## You need to test, we're here to help.

You need to test, we're here to help.

## 15 March 2018

### An Example of Three-Phase Power Measurements

 Figure 1: Screen capture of a 10-s acquisition of AC inputand PWM output of a 480-V motor drive
To follow up on our last post on three-phase power calculations, and to wrap up this series of posts on the fundamentals of power, we'll walk through an example of a set of three-phase power measurements. We'll base our discussion on a single screen capture of measurements taken on a 480-V motor drive with 480-V AC input and 480-V maximum drive output. For this example, we used a Teledyne LeCroy Motor Drive Analyzer.
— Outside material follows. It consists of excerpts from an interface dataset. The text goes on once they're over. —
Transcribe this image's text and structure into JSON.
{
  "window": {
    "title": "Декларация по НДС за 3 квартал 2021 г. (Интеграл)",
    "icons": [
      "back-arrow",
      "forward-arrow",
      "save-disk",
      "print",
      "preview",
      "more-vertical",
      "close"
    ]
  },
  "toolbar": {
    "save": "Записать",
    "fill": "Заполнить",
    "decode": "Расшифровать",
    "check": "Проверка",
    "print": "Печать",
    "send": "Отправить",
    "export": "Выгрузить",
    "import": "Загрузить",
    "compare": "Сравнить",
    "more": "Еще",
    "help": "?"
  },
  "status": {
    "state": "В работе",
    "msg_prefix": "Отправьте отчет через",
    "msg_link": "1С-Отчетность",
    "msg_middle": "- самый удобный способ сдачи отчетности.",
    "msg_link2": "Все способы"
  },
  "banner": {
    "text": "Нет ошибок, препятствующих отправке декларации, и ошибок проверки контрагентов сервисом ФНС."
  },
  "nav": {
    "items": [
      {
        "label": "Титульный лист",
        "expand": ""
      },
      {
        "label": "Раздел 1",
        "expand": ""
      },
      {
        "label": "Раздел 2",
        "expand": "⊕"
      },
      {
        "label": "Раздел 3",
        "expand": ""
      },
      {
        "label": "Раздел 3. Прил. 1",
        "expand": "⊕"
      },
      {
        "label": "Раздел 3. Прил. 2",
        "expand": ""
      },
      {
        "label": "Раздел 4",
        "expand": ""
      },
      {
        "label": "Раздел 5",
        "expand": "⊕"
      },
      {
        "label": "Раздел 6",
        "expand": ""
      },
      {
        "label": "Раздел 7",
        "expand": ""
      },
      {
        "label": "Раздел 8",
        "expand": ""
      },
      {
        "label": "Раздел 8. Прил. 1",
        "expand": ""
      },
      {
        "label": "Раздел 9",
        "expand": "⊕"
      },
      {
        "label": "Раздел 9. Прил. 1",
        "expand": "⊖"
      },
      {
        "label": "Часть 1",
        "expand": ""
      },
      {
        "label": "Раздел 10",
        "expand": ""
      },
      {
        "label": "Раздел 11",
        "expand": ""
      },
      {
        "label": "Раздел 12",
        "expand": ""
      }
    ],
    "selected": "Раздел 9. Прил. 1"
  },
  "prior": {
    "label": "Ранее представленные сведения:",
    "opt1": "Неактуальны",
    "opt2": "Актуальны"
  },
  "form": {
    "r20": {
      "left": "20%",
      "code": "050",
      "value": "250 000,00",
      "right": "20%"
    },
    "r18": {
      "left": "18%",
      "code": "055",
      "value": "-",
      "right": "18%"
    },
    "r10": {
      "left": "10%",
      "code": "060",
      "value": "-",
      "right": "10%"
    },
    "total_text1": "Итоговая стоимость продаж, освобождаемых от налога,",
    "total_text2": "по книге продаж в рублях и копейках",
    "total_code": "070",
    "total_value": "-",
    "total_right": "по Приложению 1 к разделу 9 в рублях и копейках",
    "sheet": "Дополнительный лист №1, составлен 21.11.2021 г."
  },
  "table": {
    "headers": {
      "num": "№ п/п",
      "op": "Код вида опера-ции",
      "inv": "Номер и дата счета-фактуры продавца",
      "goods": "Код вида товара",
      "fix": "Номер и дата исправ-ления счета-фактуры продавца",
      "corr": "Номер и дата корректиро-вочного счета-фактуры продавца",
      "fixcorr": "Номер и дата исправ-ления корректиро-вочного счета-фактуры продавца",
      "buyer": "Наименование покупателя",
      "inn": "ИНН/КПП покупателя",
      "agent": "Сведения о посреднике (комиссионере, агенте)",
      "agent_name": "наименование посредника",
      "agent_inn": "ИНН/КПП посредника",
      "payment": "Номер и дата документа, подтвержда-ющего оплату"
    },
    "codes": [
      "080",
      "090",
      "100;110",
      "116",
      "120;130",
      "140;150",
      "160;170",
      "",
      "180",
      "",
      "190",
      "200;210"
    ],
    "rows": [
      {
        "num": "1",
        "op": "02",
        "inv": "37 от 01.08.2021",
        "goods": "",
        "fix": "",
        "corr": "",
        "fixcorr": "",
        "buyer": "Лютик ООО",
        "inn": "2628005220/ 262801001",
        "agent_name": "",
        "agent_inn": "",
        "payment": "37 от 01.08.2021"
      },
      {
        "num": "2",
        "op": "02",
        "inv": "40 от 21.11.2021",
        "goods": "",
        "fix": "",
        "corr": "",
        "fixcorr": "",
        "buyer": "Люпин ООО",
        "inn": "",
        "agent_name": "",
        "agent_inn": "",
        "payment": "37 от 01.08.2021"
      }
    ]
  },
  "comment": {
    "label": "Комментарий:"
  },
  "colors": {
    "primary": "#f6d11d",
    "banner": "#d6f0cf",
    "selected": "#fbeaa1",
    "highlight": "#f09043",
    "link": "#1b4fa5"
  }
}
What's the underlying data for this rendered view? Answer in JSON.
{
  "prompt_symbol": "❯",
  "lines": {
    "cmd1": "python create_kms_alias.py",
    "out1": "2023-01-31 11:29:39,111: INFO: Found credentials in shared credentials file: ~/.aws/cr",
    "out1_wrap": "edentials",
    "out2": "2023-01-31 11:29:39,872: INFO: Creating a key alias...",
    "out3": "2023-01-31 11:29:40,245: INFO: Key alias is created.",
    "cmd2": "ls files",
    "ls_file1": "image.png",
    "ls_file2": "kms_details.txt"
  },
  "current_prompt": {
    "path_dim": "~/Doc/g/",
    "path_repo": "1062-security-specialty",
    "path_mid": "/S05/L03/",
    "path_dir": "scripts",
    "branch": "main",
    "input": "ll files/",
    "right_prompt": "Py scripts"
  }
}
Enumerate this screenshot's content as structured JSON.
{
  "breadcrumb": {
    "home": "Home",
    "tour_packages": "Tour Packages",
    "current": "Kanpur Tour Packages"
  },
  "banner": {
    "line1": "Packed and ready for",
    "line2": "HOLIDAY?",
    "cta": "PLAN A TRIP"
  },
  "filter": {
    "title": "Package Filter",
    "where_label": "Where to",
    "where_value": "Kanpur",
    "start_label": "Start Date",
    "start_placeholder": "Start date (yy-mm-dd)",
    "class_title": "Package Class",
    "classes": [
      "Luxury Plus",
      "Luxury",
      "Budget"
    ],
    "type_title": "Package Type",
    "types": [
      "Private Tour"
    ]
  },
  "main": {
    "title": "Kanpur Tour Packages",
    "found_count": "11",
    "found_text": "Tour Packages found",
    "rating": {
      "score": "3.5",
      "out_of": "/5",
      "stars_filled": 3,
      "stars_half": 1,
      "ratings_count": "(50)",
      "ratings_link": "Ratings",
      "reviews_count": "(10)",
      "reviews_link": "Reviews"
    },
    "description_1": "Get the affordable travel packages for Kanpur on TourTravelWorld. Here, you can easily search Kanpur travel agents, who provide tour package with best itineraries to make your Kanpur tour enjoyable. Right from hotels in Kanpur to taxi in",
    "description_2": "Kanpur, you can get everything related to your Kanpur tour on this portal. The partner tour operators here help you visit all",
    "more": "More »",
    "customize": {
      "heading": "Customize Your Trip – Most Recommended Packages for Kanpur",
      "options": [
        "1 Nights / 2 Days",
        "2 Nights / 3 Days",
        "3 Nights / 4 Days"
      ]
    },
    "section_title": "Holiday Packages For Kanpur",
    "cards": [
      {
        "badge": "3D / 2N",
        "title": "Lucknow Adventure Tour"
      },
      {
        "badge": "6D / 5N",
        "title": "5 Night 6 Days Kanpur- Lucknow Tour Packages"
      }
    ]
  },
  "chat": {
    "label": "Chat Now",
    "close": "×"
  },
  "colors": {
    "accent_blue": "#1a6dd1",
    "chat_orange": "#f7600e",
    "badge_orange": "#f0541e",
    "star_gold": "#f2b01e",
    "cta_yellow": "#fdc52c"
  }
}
## 14 March 2018

### Three-Phase Power Calculations

 Figure 1: Three-phase power calculations entail summing of the individual phases's power calculations
Until now, our discussions of power calculations have encompassed only single-phase systems with one voltage and one current. Now we'll turn to three-phase systems, which can be thought of as a collection of three single-phase systems. In general, three-phase power calculations are a simple summing of the individual phase power calculations and should be balanced across all three phases.

## 13 March 2018

### Power Calculations for Distorted Waveforms

 Figure 1: The sum of many sine waves, of varying amplitudes and frequencies, comprises the rough- looking square wave shown in red
Our last post covered basic power calculations for pure sine waves, which are useful only up to a point in that pure sine waves are rather rare in the real world. Almost any real-world waveform carries some amount of distortion. Because distorted voltage and current waveforms comprise multiple frequencies, the relatively simple techniques used to measure power for pure, single-frequency sine waves no longer apply.

## 09 March 2018

### Power Calculations for Pure Sine Waves

 Figure 1: For a purely resistive load, power = voltage * current, with both vectors in phase
Wouldn't it be wonderful if every sine wave we encountered in the real world was pure, with no distortion? It sure would make life easier. Alas, it's pretty much never the case. But in reviewing sinusoidal power calculations, it's best that we begin with the simplest case: a single, pure sinusoidal line voltage and single, pure sinusoidal line current supplying a linear load.

### Back to Basics: AC Sinusoidal Line Current

 Figure 1: A single-phase AC current vector rotates at 50 or 60 Hz
We've reviewed the basics of AC line voltage in previous posts. Now we'll turn our attention to the other fundamental component of line power. Regardless of whether you call it "grid," "household," "line," "utility," or "mains," AC sinusoidal current is what flows from the power utility's lines into every home and business.

## 02 March 2018

### More Basics of Three-Phase AC Sinusoidal Voltages

 Figure 1: In the Wye three-phase connection, neutral is present but sometimes inaccessible
Our last post in this series on the essential principles of power covered the basics of three-phase voltages: their composition of three voltage vectors, how they're generated, how they're measured (line-line or line-neutral), and conversion of line-line values to line-neutral values. Here, we'll pick up the thread with more on three-phase AC voltages.

## 01 March 2018

### Transmission Lines (Part V): Reverse-Engineering the DUT

 Figure 1: Every DUT can be thought of as a Thevenin voltage source with some internal resistance
There are always two primary elements of any test and/or measurement application: the oscilloscope and the device under test (DUT). Getting valid measurement results depends, first and foremost, on the oscilloscope's capabilities given the task at hand. It also depends on what we'll call "situational awareness," or the operator's understanding of the oscilloscope and of the characteristics of the DUT.